_Material provided:_
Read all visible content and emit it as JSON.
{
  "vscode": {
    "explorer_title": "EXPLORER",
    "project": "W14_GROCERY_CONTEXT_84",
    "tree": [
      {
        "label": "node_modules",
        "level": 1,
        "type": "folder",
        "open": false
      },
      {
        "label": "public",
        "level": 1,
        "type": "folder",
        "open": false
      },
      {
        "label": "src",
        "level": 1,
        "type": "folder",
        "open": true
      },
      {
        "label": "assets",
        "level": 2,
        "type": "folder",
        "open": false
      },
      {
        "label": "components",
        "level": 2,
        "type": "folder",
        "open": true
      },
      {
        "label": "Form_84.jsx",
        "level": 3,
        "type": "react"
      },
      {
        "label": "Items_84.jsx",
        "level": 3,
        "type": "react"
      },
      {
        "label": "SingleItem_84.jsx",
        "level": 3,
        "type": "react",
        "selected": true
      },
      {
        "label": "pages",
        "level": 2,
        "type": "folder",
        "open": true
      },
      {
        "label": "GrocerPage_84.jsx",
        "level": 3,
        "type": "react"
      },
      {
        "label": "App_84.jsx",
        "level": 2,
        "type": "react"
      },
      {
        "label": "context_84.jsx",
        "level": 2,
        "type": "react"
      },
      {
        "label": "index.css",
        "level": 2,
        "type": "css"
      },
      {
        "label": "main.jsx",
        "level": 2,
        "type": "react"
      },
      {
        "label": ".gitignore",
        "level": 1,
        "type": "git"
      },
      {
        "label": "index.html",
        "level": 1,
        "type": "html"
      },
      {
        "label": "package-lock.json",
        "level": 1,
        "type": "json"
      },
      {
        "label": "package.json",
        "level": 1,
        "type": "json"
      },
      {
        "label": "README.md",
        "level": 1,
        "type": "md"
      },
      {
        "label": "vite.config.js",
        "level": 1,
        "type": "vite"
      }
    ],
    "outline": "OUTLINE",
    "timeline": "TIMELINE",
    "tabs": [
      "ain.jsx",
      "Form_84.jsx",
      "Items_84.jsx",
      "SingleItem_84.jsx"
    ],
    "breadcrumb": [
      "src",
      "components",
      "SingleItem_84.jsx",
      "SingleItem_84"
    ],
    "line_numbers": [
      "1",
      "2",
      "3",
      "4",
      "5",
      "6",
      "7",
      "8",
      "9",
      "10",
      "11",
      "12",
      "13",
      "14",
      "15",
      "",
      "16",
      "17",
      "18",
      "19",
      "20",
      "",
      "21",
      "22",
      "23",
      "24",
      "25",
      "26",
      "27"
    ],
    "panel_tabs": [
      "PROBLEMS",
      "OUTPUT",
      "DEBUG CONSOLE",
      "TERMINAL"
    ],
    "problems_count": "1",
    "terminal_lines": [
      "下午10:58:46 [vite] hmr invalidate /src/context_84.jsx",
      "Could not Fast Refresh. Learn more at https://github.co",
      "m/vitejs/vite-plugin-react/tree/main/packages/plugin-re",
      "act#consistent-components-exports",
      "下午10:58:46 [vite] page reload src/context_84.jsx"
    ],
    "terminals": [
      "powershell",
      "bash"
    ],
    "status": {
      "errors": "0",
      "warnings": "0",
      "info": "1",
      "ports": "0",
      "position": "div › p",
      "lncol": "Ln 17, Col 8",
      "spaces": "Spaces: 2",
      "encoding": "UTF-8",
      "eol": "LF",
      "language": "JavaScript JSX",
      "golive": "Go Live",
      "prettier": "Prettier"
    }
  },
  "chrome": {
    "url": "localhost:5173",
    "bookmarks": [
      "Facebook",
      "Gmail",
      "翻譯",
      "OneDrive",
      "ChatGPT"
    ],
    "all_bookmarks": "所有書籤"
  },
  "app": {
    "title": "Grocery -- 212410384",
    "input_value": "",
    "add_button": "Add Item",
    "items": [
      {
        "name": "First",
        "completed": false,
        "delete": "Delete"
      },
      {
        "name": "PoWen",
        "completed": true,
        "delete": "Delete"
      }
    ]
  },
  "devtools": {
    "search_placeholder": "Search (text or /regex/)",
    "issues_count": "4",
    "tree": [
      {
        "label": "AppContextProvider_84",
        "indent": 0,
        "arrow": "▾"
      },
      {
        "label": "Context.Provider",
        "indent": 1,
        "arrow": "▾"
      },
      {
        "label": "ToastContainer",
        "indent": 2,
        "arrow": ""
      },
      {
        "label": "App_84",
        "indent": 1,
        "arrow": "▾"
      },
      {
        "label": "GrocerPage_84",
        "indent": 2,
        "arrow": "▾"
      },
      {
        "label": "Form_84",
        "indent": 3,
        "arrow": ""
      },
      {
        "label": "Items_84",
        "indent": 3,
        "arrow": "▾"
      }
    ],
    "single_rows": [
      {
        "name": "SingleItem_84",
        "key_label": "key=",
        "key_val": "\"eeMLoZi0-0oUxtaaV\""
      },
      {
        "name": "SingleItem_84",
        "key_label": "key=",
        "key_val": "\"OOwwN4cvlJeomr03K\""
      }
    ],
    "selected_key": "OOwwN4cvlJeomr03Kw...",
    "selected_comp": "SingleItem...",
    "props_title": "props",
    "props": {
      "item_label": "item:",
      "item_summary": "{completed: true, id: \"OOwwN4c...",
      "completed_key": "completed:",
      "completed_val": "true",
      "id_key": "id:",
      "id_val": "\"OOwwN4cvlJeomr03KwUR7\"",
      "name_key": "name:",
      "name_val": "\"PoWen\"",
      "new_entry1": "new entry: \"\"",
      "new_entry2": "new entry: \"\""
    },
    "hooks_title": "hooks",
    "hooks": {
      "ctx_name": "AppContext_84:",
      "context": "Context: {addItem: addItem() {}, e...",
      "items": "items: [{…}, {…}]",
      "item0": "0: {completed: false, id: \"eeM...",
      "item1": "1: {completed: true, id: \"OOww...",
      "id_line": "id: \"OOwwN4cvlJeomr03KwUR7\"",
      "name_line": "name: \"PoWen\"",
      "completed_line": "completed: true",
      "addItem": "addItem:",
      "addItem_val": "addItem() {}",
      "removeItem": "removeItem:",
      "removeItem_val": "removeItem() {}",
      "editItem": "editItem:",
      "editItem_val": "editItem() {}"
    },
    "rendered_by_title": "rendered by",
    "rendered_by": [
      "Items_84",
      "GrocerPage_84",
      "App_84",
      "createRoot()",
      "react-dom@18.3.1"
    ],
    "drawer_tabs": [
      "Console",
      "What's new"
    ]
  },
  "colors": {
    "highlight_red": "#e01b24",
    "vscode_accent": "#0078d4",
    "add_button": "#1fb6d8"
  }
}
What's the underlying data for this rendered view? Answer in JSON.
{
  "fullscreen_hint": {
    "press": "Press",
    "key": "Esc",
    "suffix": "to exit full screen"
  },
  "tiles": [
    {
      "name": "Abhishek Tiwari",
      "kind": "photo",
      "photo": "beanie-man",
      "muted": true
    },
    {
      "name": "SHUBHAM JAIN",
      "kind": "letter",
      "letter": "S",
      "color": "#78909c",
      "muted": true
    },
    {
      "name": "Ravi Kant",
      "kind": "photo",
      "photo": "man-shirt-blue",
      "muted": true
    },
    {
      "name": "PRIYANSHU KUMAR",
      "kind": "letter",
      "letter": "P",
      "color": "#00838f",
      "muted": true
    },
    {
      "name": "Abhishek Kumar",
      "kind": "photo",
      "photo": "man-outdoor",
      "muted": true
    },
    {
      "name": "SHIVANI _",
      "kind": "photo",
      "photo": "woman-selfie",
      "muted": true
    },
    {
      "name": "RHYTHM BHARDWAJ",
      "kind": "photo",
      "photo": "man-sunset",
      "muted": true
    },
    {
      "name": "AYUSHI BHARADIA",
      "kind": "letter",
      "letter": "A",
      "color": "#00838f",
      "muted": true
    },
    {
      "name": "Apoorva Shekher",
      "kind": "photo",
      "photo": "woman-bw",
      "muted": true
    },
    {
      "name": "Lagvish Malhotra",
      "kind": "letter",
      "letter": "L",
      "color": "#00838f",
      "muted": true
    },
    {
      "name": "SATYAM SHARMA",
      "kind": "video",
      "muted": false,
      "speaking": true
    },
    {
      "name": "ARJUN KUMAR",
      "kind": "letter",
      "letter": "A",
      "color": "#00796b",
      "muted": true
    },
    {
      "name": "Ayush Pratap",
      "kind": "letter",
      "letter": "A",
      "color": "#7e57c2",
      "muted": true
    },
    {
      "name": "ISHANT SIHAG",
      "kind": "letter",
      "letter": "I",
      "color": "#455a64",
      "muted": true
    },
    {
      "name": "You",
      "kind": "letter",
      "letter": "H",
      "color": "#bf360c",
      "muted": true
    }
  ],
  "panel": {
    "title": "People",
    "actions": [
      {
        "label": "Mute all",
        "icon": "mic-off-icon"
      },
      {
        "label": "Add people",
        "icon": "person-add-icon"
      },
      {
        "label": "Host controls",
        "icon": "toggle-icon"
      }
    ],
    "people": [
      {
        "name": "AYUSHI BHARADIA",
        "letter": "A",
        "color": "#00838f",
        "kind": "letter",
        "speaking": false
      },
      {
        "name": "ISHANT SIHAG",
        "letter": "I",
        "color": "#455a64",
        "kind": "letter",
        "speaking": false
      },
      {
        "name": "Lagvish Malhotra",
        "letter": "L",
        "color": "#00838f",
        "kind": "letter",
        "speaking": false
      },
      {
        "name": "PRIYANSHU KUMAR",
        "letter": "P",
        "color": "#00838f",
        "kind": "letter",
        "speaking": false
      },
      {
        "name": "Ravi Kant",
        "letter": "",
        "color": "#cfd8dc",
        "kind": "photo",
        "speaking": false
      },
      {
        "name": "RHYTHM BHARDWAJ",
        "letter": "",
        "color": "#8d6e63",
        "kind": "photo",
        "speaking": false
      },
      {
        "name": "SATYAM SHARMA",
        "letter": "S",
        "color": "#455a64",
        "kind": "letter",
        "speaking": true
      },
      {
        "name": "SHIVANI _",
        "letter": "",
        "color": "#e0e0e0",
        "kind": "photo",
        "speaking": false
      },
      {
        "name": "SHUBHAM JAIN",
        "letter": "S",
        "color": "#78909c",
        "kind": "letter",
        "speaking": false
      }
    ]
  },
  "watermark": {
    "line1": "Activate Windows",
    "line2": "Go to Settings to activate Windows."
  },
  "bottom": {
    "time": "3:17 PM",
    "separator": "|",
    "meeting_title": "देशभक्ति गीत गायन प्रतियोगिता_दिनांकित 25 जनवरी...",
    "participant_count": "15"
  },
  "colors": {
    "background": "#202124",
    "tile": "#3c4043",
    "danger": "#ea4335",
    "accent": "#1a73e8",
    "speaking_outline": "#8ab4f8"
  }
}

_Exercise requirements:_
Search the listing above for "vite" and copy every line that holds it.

_Task output:_
        "label": "vite.config.js",
        "type": "vite"
      "下午10:58:46 [vite] hmr invalidate /src/context_84.jsx",
      "m/vitejs/vite-plugin-react/tree/main/packages/plugin-re",
      "下午10:58:46 [vite] page reload src/context_84.jsx"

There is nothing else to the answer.